So-called "clusters" contributed more than half of new cases yesterday — and a full 50% of new cluster cases (14 of 28) come from the two southern clusters at the Bluff wedding (11) and Queenstown’s World Hereford Conference (3).
The Bluff wedding cluster now accounts for 73 cases, second-most in the country after Auckland’s Marist College cluster (77), which added five cases yesterday.
The Queenstown conference is the fourth-most significant cluster at 35 cases.
Director-general of health Ashley Bloomfield yesterday confirmed the South was among the top three regions where the source of transmission was under investigation (16% of cases nationally) which could result in more cases here being determined to be a result of community transmission.
At present 16% of all New Zealand Covid-19 cases are in the South — New Zealand’s total climbed to 1160; the South now stands at 187.
Health Minister David Clark told Parliament’s Epidemic Response Committee current advice was against widespread testing.
He said particular places of outbreak though could be tested more broadly as a "surveillance" measure of the spread of the disease "perhaps around our medical workforce, or particular places of outbreak".
"And I am aware that the ministry are particularly looking at how we best do surveillance, how we look at the patterns of spread across the country and get a better understanding of it in a situation where people are at home, predominantly," he said.
"The encouraging thing that we are seeing is that as more testing is being done the number of cases are not going up commensurately.

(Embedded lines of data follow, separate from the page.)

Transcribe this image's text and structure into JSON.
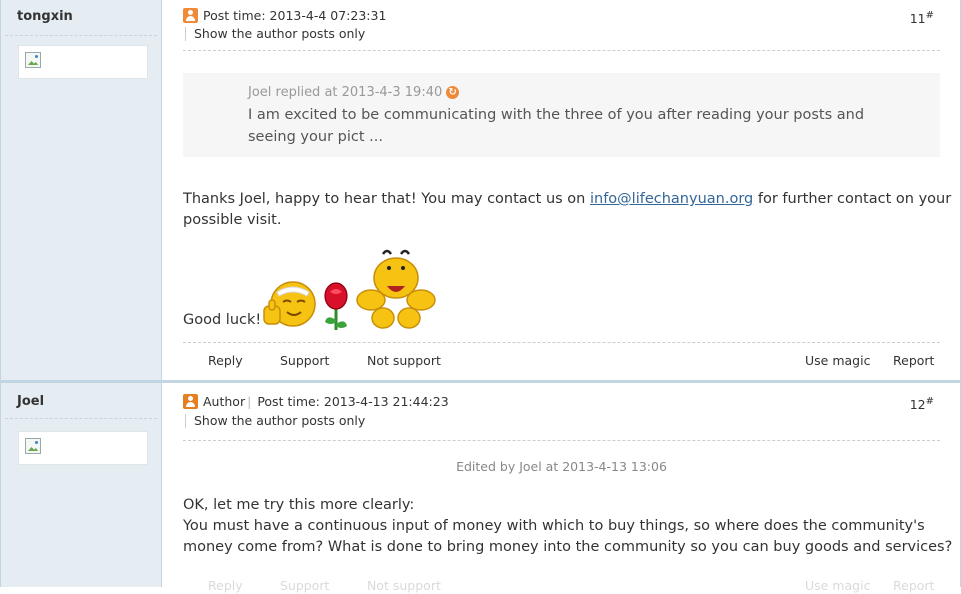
{
  "posts": [
    {
      "author": "tongxin",
      "post_time": "Post time: 2013-4-4 07:23:31",
      "show_author_only": "Show the author posts only",
      "floor_number": "11",
      "floor_mark": "#",
      "quote": {
        "header": "Joel replied at 2013-4-3 19:40",
        "body": "I am excited to be communicating with the three of you after reading your posts and seeing your pict ..."
      },
      "message": {
        "before_link": "Thanks Joel, happy to hear that! You may contact us on ",
        "link": "info@lifechanyuan.org",
        "after_link": " for further contact on your possible visit."
      },
      "closing": "Good luck!",
      "emoticons": [
        "thumbs-up-smiley-icon",
        "rose-icon",
        "bowing-smiley-icon"
      ],
      "actions": {
        "reply": "Reply",
        "support": "Support",
        "not_support": "Not support",
        "use_magic": "Use magic",
        "report": "Report"
      }
    },
    {
      "author": "Joel",
      "author_tag": "Author",
      "post_time": "Post time: 2013-4-13 21:44:23",
      "show_author_only": "Show the author posts only",
      "floor_number": "12",
      "floor_mark": "#",
      "edited_note": "Edited by Joel at 2013-4-13 13:06",
      "body_line1": "OK, let me try this more clearly:",
      "body_line2": "You must have a continuous input of money with which to buy things, so where does the community's money come from? What is done to bring money into the community so you can buy goods and services?",
      "actions": {
        "reply": "Reply",
        "support": "Support",
        "not_support": "Not support",
        "use_magic": "Use magic",
        "report": "Report"
      }
    }
  ],
  "colors": {
    "sidebar_bg": "#e5edf2",
    "border": "#c2d5e3",
    "link": "#336699",
    "icon_orange": "#f08a3b"
  }
}
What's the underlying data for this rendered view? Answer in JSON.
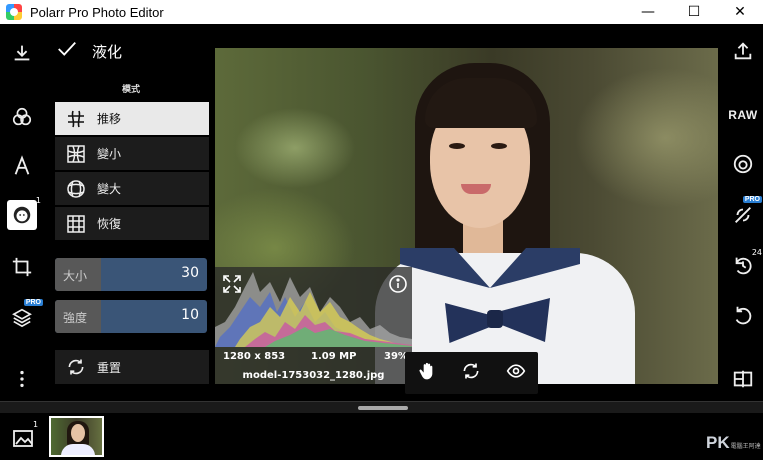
{
  "window": {
    "title": "Polarr Pro Photo Editor",
    "minimize_glyph": "—",
    "maximize_glyph": "☐",
    "close_glyph": "✕"
  },
  "left_toolbar": {
    "face_badge": "1",
    "pro_badge": "PRO"
  },
  "panel": {
    "title": "液化",
    "mode_label": "模式",
    "modes": [
      {
        "label": "推移",
        "icon": "grid-push-icon",
        "selected": true
      },
      {
        "label": "變小",
        "icon": "grid-shrink-icon",
        "selected": false
      },
      {
        "label": "變大",
        "icon": "grid-enlarge-icon",
        "selected": false
      },
      {
        "label": "恢復",
        "icon": "grid-restore-icon",
        "selected": false
      }
    ],
    "sliders": [
      {
        "label": "大小",
        "value": "30",
        "fraction": 0.3
      },
      {
        "label": "強度",
        "value": "10",
        "fraction": 0.3
      }
    ],
    "reset_label": "重置"
  },
  "histogram": {
    "resolution": "1280 x 853",
    "megapixels": "1.09 MP",
    "zoom": "39%",
    "filename": "model-1753032_1280.jpg"
  },
  "right_toolbar": {
    "raw_label": "RAW",
    "pro_badge": "PRO",
    "history_count": "24"
  },
  "filmstrip": {
    "gallery_badge": "1",
    "watermark_main": "PK",
    "watermark_sub": "電腦王阿達"
  },
  "colors": {
    "accent": "#3a5577",
    "pro_blue": "#2a7fd4",
    "selected_bg": "#e9e9e9"
  }
}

So, the number of cases per test being done is dropping at this stage — and that is an encouraging sign."
Dr Bloomfield said he was "increasingly confident" the lockdown was working but as the country’s contact-tracing improved, and moved on to an electronic platform to link with laboratory testing data, this week the Ministry of Health would be able to show the pattern of testing by region. Meanwhile, in a statement last night, the Southern District Health Board said 418 elective operations had been postponed as southern hospitals prepared for Covid-19 cases.
Dunedin Hospital had at present 24 bed spaces dedicated as a Covid-19 ward and by using clinical rooms that number could be increased to 28.
Southland Hospital had 12 beds reserved for Covid-19 patients.
Additional capacity had also been created at Lakes District Hospital in Queenstown.
"Beyond this, we have further wards that we would make available as we step up the response across the southern health system," the statement said.
Dunedin’s intensive care unit had contingency plans to allow up to 30 beds to be used for Covid-19 cases; Southland had a further six coronary care unit beds.